(Beginning of DATA PROVIDED)
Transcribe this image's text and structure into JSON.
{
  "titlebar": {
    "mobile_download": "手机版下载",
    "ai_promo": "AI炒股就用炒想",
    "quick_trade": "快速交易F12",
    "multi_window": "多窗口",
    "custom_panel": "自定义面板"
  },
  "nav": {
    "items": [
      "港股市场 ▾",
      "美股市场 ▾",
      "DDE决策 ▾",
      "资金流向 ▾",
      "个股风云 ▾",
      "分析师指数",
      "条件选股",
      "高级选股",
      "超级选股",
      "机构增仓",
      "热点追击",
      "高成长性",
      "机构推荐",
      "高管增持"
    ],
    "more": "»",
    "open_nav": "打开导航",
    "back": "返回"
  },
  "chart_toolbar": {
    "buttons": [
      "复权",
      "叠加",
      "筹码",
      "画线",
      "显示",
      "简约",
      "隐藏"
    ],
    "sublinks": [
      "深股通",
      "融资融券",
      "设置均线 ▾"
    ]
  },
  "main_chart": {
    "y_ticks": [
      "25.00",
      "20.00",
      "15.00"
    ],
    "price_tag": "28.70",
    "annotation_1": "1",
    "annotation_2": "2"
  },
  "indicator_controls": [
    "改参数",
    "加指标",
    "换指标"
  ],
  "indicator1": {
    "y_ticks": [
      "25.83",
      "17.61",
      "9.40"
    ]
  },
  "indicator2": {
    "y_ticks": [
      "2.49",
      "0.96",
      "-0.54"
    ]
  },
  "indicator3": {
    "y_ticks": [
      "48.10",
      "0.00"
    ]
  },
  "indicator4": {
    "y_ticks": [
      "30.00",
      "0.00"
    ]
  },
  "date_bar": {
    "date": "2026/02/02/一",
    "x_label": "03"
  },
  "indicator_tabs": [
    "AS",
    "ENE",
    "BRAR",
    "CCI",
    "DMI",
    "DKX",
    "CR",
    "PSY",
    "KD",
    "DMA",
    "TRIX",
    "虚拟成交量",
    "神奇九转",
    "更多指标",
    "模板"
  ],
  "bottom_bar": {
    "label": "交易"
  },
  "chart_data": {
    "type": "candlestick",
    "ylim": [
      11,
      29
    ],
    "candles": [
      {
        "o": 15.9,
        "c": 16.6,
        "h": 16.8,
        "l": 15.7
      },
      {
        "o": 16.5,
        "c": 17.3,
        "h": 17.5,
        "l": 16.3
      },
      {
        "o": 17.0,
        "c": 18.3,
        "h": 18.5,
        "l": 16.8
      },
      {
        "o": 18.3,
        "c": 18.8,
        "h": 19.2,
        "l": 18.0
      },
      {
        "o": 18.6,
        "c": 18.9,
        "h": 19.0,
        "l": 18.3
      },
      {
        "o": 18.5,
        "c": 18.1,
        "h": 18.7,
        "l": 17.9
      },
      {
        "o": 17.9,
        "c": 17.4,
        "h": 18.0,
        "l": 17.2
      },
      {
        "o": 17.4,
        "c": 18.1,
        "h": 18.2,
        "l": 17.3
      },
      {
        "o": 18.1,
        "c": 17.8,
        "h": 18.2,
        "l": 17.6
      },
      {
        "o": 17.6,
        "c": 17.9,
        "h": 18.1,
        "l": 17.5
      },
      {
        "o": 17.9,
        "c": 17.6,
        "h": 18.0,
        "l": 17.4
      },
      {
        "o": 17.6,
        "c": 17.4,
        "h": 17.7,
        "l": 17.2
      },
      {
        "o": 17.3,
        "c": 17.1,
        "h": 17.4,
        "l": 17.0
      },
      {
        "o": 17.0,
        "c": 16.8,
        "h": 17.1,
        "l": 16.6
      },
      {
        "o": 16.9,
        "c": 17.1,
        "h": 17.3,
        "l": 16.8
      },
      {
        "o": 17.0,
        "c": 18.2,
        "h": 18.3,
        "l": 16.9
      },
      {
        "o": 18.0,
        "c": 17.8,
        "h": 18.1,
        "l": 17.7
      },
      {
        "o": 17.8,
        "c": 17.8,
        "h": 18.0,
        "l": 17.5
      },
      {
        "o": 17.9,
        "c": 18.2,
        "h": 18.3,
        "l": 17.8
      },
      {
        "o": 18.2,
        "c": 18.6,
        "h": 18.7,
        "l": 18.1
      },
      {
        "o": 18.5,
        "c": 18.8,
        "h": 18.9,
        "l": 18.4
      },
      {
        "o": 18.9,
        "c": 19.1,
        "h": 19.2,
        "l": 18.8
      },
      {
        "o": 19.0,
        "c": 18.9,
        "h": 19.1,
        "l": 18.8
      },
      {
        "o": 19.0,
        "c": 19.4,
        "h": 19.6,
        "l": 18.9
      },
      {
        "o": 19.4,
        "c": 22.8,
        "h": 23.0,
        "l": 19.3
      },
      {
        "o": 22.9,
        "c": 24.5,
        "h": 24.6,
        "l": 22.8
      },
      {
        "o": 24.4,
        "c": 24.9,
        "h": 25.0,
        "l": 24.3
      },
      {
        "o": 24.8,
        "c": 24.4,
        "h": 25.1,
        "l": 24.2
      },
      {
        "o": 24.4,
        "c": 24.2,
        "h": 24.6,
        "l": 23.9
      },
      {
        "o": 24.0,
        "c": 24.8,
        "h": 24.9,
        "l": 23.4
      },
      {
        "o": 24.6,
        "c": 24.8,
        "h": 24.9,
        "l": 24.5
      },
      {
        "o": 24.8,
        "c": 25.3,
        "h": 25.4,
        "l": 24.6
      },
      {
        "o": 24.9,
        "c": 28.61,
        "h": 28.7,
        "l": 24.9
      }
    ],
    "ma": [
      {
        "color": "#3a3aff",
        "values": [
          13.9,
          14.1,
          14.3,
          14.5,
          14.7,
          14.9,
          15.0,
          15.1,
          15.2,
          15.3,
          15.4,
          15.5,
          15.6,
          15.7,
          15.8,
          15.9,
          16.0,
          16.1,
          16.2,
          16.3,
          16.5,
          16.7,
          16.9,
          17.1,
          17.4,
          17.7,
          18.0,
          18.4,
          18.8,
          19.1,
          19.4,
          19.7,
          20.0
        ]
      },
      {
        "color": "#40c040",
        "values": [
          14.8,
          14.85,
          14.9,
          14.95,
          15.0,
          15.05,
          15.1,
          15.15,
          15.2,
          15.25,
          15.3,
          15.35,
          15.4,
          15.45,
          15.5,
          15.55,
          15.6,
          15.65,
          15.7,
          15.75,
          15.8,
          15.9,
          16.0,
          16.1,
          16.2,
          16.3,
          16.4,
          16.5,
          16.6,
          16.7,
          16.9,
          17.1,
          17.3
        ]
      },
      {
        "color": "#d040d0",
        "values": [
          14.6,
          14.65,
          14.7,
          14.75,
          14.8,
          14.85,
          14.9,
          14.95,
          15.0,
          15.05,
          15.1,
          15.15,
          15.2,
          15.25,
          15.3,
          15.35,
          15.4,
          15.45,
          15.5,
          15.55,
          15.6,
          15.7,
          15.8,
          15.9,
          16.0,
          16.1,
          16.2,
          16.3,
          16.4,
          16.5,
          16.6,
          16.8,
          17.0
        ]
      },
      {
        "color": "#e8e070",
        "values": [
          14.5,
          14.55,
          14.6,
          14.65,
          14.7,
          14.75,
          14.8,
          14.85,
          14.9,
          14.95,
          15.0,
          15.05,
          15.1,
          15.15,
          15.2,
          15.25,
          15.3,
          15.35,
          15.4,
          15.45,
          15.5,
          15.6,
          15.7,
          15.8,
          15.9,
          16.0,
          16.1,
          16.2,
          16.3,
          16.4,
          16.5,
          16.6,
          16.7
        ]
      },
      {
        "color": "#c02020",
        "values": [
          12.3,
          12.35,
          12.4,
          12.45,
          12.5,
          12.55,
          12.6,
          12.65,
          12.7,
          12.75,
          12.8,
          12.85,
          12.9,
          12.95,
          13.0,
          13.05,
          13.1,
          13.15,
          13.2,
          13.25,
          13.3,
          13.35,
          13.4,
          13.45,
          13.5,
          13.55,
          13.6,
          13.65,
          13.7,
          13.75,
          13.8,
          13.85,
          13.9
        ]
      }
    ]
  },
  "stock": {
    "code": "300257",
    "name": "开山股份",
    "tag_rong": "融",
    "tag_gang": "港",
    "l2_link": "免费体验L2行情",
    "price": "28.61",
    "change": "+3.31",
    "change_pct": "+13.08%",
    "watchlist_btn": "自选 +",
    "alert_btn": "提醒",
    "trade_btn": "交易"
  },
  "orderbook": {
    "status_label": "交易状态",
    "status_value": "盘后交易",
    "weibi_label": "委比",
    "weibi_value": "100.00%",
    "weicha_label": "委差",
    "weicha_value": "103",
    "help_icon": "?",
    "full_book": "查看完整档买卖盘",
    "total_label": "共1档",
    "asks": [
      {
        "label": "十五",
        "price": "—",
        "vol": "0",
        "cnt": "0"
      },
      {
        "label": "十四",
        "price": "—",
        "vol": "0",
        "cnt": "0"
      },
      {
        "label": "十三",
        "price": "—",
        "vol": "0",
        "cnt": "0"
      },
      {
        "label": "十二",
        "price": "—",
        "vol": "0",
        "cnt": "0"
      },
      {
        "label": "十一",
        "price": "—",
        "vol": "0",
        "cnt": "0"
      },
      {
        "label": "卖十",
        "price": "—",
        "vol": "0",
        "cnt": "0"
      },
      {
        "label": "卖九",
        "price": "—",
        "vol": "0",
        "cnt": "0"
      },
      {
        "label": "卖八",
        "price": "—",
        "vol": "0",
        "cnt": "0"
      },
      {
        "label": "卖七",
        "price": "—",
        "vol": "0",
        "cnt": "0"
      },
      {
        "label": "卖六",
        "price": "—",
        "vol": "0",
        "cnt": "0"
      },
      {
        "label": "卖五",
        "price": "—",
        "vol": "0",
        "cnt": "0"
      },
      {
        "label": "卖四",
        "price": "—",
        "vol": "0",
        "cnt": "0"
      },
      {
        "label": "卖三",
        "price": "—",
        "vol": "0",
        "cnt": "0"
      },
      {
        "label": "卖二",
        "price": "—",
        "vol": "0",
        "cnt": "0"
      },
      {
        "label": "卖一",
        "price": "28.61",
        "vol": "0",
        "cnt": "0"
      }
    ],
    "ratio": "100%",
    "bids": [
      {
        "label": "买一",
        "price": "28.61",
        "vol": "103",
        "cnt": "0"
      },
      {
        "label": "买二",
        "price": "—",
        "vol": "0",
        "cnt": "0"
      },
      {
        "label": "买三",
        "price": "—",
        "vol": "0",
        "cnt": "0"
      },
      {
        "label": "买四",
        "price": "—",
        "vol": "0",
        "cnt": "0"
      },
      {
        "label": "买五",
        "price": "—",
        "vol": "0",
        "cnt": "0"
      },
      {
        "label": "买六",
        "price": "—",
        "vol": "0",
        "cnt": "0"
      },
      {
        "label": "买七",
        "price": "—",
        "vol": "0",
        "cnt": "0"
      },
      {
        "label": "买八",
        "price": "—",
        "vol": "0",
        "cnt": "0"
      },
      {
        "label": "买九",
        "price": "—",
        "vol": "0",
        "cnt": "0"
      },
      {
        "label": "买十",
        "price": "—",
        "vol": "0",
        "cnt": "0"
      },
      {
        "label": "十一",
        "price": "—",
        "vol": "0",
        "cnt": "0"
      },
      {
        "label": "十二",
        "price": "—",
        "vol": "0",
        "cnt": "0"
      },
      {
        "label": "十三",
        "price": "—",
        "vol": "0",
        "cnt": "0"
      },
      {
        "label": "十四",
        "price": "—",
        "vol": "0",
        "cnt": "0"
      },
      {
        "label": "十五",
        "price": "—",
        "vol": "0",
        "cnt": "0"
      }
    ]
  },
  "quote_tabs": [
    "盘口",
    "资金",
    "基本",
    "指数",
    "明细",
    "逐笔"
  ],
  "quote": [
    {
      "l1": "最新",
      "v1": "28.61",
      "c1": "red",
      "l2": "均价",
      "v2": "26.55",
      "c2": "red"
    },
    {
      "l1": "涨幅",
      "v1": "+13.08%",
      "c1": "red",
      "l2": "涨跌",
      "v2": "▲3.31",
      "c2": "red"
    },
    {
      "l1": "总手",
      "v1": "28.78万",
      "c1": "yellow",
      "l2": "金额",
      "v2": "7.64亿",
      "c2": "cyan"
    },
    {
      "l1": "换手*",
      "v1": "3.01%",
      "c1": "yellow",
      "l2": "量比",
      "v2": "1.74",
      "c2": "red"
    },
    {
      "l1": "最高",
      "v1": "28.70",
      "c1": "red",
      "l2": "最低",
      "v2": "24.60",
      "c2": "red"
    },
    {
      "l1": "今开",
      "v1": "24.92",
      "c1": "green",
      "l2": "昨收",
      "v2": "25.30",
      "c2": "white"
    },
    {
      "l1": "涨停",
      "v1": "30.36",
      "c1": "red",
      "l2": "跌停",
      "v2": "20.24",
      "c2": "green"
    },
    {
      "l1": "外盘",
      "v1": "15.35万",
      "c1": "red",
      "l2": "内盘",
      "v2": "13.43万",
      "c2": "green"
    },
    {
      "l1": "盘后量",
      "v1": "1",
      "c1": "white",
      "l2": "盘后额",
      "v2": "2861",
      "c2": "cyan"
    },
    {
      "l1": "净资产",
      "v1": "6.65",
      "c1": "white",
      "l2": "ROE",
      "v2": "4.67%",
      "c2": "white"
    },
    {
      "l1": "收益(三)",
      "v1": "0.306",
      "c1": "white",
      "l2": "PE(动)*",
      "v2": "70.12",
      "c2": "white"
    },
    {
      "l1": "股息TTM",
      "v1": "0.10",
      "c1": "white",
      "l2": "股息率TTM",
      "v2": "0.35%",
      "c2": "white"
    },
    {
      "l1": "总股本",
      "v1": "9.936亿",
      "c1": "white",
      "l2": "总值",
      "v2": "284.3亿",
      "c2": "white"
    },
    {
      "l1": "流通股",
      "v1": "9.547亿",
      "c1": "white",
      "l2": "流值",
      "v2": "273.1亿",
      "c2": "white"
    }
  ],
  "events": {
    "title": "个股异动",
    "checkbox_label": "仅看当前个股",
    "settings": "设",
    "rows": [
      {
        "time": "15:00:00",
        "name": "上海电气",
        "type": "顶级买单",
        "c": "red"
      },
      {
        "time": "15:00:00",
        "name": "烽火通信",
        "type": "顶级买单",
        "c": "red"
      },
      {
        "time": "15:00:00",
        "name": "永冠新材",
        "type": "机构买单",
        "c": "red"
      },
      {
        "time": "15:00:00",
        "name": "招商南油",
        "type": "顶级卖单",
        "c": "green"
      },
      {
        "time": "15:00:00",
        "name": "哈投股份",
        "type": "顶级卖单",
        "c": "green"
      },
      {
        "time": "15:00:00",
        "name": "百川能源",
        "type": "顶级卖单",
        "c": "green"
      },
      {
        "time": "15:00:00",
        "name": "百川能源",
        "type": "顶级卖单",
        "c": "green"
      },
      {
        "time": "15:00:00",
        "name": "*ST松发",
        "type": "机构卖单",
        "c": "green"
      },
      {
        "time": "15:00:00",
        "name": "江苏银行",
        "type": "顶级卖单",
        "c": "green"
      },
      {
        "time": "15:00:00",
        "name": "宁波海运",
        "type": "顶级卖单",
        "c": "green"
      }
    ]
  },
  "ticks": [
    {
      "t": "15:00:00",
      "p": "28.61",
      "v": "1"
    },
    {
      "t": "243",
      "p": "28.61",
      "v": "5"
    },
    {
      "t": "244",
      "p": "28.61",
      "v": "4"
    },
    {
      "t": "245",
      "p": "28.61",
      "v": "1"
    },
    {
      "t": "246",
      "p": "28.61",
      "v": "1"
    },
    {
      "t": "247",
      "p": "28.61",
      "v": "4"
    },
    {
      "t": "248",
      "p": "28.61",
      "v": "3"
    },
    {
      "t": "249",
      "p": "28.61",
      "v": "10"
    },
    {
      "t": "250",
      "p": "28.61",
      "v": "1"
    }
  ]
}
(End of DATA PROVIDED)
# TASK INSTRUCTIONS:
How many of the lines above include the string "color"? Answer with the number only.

# EXERCISE OUTPUT:
5